Aim of the task >> Please print each record below exactly as it is written.

Recorded data >>
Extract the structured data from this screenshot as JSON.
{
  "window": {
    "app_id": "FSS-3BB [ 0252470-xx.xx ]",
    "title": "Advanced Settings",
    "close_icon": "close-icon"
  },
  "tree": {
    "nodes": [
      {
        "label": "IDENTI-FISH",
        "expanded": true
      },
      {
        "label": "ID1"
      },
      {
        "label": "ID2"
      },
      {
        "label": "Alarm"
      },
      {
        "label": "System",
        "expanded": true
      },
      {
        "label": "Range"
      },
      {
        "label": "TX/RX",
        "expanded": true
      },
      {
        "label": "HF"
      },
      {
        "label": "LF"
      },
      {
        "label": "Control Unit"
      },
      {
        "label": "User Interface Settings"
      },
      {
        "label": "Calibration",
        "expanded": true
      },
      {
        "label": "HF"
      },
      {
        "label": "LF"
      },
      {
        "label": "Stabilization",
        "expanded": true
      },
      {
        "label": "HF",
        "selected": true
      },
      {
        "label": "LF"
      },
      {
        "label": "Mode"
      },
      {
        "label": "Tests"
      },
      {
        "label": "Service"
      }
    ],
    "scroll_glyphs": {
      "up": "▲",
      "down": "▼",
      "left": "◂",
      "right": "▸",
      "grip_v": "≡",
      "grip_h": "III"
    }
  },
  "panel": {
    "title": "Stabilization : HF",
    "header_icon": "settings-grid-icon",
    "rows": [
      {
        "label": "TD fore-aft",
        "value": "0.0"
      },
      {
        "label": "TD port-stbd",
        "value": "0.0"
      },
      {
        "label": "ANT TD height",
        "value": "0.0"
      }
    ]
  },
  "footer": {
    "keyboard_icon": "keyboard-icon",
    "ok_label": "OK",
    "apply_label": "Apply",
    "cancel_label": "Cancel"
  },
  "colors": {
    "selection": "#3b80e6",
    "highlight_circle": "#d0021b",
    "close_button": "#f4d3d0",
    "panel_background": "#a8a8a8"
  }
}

Task response >>
Extract the structured data from this screenshot as JSON.
{
  "window": {
    "app_id": "FSS-3BB [ 0252470-xx.xx ]",
    "title": "Advanced Settings",
    "close_icon": "close-icon"
  },
  "tree": {
    "nodes": [
      {
        "label": "IDENTI-FISH",
        "expanded": true
      },
      {
        "label": "ID1"
      },
      {
        "label": "ID2"
      },
      {
        "label": "Alarm"
      },
      {
        "label": "System",
        "expanded": true
      },
      {
        "label": "Range"
      },
      {
        "label": "TX/RX",
        "expanded": true
      },
      {
        "label": "HF"
      },
      {
        "label": "LF"
      },
      {
        "label": "Control Unit"
      },
      {
        "label": "User Interface Settings"
      },
      {
        "label": "Calibration",
        "expanded": true
      },
      {
        "label": "HF"
      },
      {
        "label": "LF"
      },
      {
        "label": "Stabilization",
        "expanded": true
      },
      {
        "label": "HF",
        "selected": true
      },
      {
        "label": "LF"
      },
      {
        "label": "Mode"
      },
      {
        "label": "Tests"
      },
      {
        "label": "Service"
      }
    ],
    "scroll_glyphs": {
      "up": "▲",
      "down": "▼",
      "left": "◂",
      "right": "▸",
      "grip_v": "≡",
      "grip_h": "III"
    }
  },
  "panel": {
    "title": "Stabilization : HF",
    "header_icon": "settings-grid-icon",
    "rows": [
      {
        "label": "TD fore-aft",
        "value": "0.0"
      },
      {
        "label": "TD port-stbd",
        "value": "0.0"
      },
      {
        "label": "ANT TD height",
        "value": "0.0"
      }
    ]
  },
  "footer": {
    "keyboard_icon": "keyboard-icon",
    "ok_label": "OK",
    "apply_label": "Apply",
    "cancel_label": "Cancel"
  },
  "colors": {
    "selection": "#3b80e6",
    "highlight_circle": "#d0021b",
    "close_button": "#f4d3d0",
    "panel_background": "#a8a8a8"
  }
}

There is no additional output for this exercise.